Now that you have a concept it’s time to design your best sketches. Find inspiration in typography, color, balance and contrast to maintain focus on your core messaging and keep your audiences’ attention. This step is absolutely critical to have a compelling idea turned into a successful call to action. I recommend calling on professional creative talent for this phase unless you have a firm grasp of core design principles. Nothing undermines a great message like bad design.
So consider “going deep” by thoroughly concepting your ideas. Think critically and creatively about your design concept and you will greatly increase your chances for success. It allows you to take complex ideas and create simple, elegant solutions that will communicate effectively with your target audience. As “Going Deep with David Rees” teaches us: There are a lot of moving pieces in the things we do every day. Pay attention to the details and strive for greatness in each phase of the project. The more thoughtful you are, the more effective your message will be and the more likely your audience will be moved to action.
Written and Illustrated By: Scott Falivene, PPG Art Director
August 27, 2014, Google Slides, Rob Noll
Imagine you are in a cab, en route to deliver an important pitch to a major investor. You are feeling confident, knowing that have a professionally designed Google Slides presentation ready to help tell your story. At the last minute, you realize that you need to tweak the wording of your call to action. What are you to do?
Recently, Google released a stand-alone app for iOS devices that allows users to view, edit, and even create Google Slides presentations on the go. This release has the potential to be a great addition to any presenter’s workflow. As Adam discussed in a previous post, one of the major benefits of Google Slides is the ability to collaborate with other uses in real-time. The Google Slides app maintains this feature, which means that you and your team can all help finalize that big pitch together—you from a cab, Andy from the office, and Janet from home. Say you take the subway instead and you don’t have an internet connection. The Google Slides app allows you to work on a presentation offline, save your changes, and apply them to the online version at a later time.
The app is not perfect. At the time this article was written, the ability to add pictures and shapes, and move objects was not available for native Google Slides presentations. Which is strange, considering that these options are available when editing a PowerPoint file in the same app. Knowing Google, these features will be applied at a later update. For now, the Google Slides app for iOS devices is a great first step in expanding your ability to perfect your presentations on the go.
Written by Rob Noll, PPG Designer
August 26, 2014, Design

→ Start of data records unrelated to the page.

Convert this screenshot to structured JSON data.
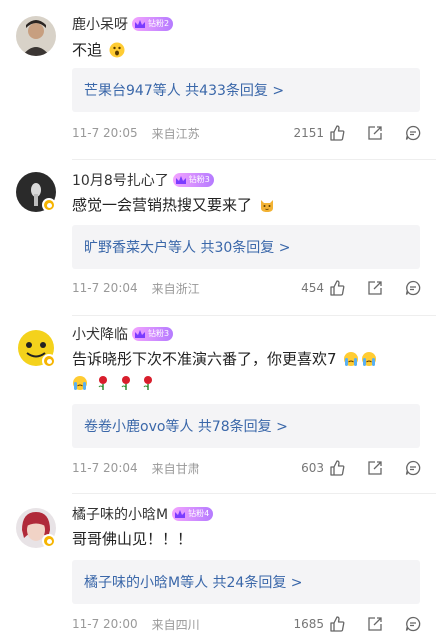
{
  "comments": [
    {
      "username": "鹿小呆呀",
      "fan_badge": "钻粉2",
      "text": "不追",
      "text_emojis": [
        "scared-emoji"
      ],
      "reply_summary": "芒果台947等人 共433条回复 >",
      "date": "11-7 20:05",
      "source": "来自江苏",
      "likes": "2151",
      "avatar": "portrait-avatar"
    },
    {
      "username": "10月8号扎心了",
      "fan_badge": "钻粉3",
      "text": "感觉一会营销热搜又要来了",
      "text_emojis": [
        "cat-emoji"
      ],
      "reply_summary": "旷野香菜大户等人 共30条回复 >",
      "date": "11-7 20:04",
      "source": "来自浙江",
      "likes": "454",
      "avatar": "dark-avatar"
    },
    {
      "username": "小犬降临",
      "fan_badge": "钻粉3",
      "text": "告诉晓彤下次不准演六番了，你更喜欢7",
      "text_emojis": [
        "crying-emoji",
        "crying-emoji",
        "crying-emoji",
        "rose-emoji",
        "rose-emoji",
        "rose-emoji"
      ],
      "reply_summary": "卷卷小鹿ovo等人 共78条回复 >",
      "date": "11-7 20:04",
      "source": "来自甘肃",
      "likes": "603",
      "avatar": "yellow-face-avatar"
    },
    {
      "username": "橘子味的小晗M",
      "fan_badge": "钻粉4",
      "text": "哥哥佛山见！！！",
      "text_emojis": [],
      "reply_summary": "橘子味的小晗M等人 共24条回复 >",
      "date": "11-7 20:00",
      "source": "来自四川",
      "likes": "1685",
      "avatar": "red-hair-avatar"
    }
  ],
  "icons": {
    "like": "thumbs-up-icon",
    "share": "share-icon",
    "comment": "comment-icon",
    "verified": "verified-badge-icon",
    "crown": "crown-icon"
  },
  "colors": {
    "link_blue": "#3a67a9",
    "reply_bg": "#f4f4f6",
    "meta_gray": "#999999",
    "badge_gradient_start": "#f3a3ff",
    "badge_gradient_end": "#b57bff",
    "verified_gold": "#f6b400"
  }
}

Do you think beauty or do you feel it? Beauty is in the limbic system of the beholder. It’s the thing we experience before comprehending any other aspect of the object or image in front of us. Richard Seymour gives a fantastic TEDTalk about how beauty feels and our reaction to the objects we find beautiful.